      We present two models to monitor the health of ecosystems by assessing hazard from a persistent organic compound to a top predator species. Our diet model predicts the dietary exposure of American Mink (Neovison vison) to PCB toxic equivalents (TEQ) by combining concentrations in their prey using weighted average proportions consistent with literature-based mink diets. Our bioaccumulation model predicts the dietary exposure of mink to PCB TEQ based on each congener’s total concentration in water (dissolved plus particulate fractions), the octanal/water partition coefcient (log Kow) of the compound, and the trophic levels of prey taxa. Both models predict mink dietary concentrations which can be directly compared with each other and with lowest observable adverse efects concentrations (LOAECs) to assess chronic and acute hazards of PCB TEQ to mink. By our choice of certain parameters in the bioaccumulation model, we forced it to match the diet model within less than 5% for Eighteenmile Creek in western New York State. When the two models were used for a similar creek about 25 km away, the diferences in their predictions were of the same magnitude.

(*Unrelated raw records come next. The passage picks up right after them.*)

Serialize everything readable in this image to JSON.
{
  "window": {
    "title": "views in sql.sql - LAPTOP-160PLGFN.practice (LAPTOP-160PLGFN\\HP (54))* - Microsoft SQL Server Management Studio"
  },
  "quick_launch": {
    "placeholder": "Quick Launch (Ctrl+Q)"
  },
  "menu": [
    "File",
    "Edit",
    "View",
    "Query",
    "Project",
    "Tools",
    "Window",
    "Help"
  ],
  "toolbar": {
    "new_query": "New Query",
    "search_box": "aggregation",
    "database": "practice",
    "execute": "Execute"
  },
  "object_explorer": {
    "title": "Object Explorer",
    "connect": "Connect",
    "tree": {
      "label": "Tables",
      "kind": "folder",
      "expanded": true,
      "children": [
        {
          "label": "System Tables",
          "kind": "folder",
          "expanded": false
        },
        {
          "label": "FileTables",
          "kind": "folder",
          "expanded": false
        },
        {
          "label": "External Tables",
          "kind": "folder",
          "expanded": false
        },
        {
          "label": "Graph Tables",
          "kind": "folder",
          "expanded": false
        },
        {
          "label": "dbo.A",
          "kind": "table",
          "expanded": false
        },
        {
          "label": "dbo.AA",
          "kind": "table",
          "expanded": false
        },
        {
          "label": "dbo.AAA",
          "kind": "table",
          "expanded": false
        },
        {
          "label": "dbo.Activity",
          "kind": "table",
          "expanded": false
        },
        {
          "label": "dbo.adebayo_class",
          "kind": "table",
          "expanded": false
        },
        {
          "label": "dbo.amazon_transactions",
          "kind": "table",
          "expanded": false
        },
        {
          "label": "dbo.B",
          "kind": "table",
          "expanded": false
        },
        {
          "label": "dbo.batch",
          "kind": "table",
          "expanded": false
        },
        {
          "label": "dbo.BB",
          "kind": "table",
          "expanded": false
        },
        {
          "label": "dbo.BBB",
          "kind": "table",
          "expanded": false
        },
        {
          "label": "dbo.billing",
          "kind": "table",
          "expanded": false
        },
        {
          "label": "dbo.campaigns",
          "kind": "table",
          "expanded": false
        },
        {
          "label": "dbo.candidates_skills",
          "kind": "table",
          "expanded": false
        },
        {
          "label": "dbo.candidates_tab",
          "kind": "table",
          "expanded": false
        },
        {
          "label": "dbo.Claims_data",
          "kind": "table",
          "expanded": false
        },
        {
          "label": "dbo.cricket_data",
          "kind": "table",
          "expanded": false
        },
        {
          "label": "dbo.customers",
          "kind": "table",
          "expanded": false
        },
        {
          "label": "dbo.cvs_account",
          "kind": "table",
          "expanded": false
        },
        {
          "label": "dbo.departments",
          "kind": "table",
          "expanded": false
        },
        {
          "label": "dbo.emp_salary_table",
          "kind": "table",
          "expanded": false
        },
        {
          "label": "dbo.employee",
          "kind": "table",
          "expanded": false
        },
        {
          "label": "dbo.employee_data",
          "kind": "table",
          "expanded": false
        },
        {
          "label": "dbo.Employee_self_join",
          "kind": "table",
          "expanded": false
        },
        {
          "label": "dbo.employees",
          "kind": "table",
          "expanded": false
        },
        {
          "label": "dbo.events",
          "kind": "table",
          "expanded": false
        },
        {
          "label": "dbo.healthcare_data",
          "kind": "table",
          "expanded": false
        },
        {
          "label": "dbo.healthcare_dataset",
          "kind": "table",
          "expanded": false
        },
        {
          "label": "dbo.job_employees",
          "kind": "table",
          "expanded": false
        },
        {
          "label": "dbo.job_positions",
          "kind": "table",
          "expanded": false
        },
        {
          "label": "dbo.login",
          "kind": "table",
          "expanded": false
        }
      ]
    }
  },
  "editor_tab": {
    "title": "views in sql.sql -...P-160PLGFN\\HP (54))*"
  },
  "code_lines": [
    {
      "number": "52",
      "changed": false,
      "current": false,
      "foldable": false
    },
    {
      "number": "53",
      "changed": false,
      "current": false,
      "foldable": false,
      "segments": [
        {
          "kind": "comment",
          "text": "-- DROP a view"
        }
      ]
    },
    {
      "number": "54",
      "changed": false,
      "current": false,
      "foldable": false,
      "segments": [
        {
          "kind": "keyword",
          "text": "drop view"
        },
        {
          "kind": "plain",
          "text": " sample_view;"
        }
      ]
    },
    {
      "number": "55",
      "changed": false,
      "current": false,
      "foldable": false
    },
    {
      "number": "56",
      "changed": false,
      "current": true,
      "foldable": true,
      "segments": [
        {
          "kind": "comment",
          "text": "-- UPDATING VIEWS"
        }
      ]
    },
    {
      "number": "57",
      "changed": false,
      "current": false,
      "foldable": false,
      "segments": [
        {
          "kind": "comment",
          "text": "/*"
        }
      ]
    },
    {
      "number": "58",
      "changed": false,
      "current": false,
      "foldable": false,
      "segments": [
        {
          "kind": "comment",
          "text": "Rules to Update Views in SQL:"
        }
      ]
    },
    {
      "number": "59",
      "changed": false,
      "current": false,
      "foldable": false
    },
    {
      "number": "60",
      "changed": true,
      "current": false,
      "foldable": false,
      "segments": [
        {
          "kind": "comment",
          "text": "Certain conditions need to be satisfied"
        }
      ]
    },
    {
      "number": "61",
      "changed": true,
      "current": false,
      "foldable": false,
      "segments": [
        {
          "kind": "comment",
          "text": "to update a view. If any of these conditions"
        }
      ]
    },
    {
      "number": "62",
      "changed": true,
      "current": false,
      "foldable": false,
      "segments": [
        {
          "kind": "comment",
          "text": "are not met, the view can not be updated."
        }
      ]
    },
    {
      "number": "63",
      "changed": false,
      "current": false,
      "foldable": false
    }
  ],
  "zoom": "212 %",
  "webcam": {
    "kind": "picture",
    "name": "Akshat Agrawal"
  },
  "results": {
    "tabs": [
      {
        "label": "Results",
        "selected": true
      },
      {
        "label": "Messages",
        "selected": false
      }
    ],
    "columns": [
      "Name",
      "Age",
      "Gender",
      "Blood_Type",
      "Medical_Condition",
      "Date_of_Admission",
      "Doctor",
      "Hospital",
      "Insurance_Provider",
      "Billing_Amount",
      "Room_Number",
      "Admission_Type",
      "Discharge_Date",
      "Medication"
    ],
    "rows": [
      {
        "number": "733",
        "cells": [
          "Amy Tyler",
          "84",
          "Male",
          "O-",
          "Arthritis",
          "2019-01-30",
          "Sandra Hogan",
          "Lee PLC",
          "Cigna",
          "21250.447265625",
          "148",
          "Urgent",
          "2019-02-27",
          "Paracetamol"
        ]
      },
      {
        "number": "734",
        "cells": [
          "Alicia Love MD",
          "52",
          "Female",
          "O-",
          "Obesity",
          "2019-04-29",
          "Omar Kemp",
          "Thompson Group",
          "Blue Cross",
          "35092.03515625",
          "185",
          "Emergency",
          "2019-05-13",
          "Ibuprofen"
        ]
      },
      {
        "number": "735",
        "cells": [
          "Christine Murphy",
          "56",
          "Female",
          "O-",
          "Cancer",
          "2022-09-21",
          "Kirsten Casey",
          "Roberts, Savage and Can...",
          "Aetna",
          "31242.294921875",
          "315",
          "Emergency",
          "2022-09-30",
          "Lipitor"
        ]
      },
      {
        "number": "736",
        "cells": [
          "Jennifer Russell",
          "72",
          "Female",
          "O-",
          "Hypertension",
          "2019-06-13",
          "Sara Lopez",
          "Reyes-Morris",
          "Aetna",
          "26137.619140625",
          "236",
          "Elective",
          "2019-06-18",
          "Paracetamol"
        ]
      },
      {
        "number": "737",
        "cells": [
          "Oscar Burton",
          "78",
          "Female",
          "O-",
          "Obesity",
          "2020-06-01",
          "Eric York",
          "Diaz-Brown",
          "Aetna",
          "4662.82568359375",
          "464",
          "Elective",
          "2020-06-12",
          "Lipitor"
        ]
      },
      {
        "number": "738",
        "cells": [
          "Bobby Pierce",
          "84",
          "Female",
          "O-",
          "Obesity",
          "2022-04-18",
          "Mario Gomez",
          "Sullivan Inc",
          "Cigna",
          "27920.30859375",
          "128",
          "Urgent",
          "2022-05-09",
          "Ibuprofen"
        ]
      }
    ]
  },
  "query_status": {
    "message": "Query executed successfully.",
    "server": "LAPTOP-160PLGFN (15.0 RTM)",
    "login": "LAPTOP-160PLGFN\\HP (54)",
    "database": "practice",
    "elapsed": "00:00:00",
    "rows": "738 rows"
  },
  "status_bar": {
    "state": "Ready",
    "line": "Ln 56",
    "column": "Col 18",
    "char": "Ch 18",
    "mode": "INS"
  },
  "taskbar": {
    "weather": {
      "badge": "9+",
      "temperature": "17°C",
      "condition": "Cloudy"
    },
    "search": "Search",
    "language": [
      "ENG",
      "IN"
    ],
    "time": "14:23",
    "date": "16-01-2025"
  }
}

    • Marvel tells / sells its own history: figureheads, promotion, curation, and application, 1982-1987

      Bullinger, Jonathan M. (Taylor & Francis, 2022)
      This research explores Marvel Comics Group’s (MCG) efforts to actively construct and sell its own history during the early-to-mid 1980s. This active historicization was achieved through persistent promotion by company figurehead Stan Lee and fans-turned-professionals actively curating the history in an official capacity. The historical reference products focused on the growing direct market-based older fan types of cultists, enthusiasts, and petty producers and younger, newer consumers and fans attracted to the authority of both history and official releases. These reference materials included encyclopaedias (Official Handbook of the Marvel Universe), a promotional arm (Marvel Age), an official history (The Marvel Saga), commemorative ceremony (1986ʹs 25th Anniversary), and New Universe that in contrast reaffirmed the specialness of the original Marvel Universe. MCG’s efforts from 1982 to 1987 provide a rare instance to watch history actively be constructed, curated, sold, and applied and to illustrate to us the power inherent within such actions.
    • Experiential Branding and Curating the Social Space

      Bullinger, Jonathan M. (University of Minnesota Libraries Publishing, 2015)
      The branding of experience, which works to strengthen consumption practices by tying them into social and group behavior, is an extension of previous efforts that likewise attempt to brand traditionally non-commodified societal institutions including education (Twitchell, 2004), religion (Banet-Weiser, 2012; Twitchell, 2004), and our everyday lives (Moor, 2007). The logic of branding has crept into areas of our lives that previously were not branded – into large institutions like schools and museums and into micro-level everyday experiences and social relationships. This is possible today, in part, due to the rise of networked, social-media-based, smart phone technology that transforms our communication and looking into labor. This communication is increasingly visual; photos, gifs, video, and emoticons, for example, mirror the basic components of a brand.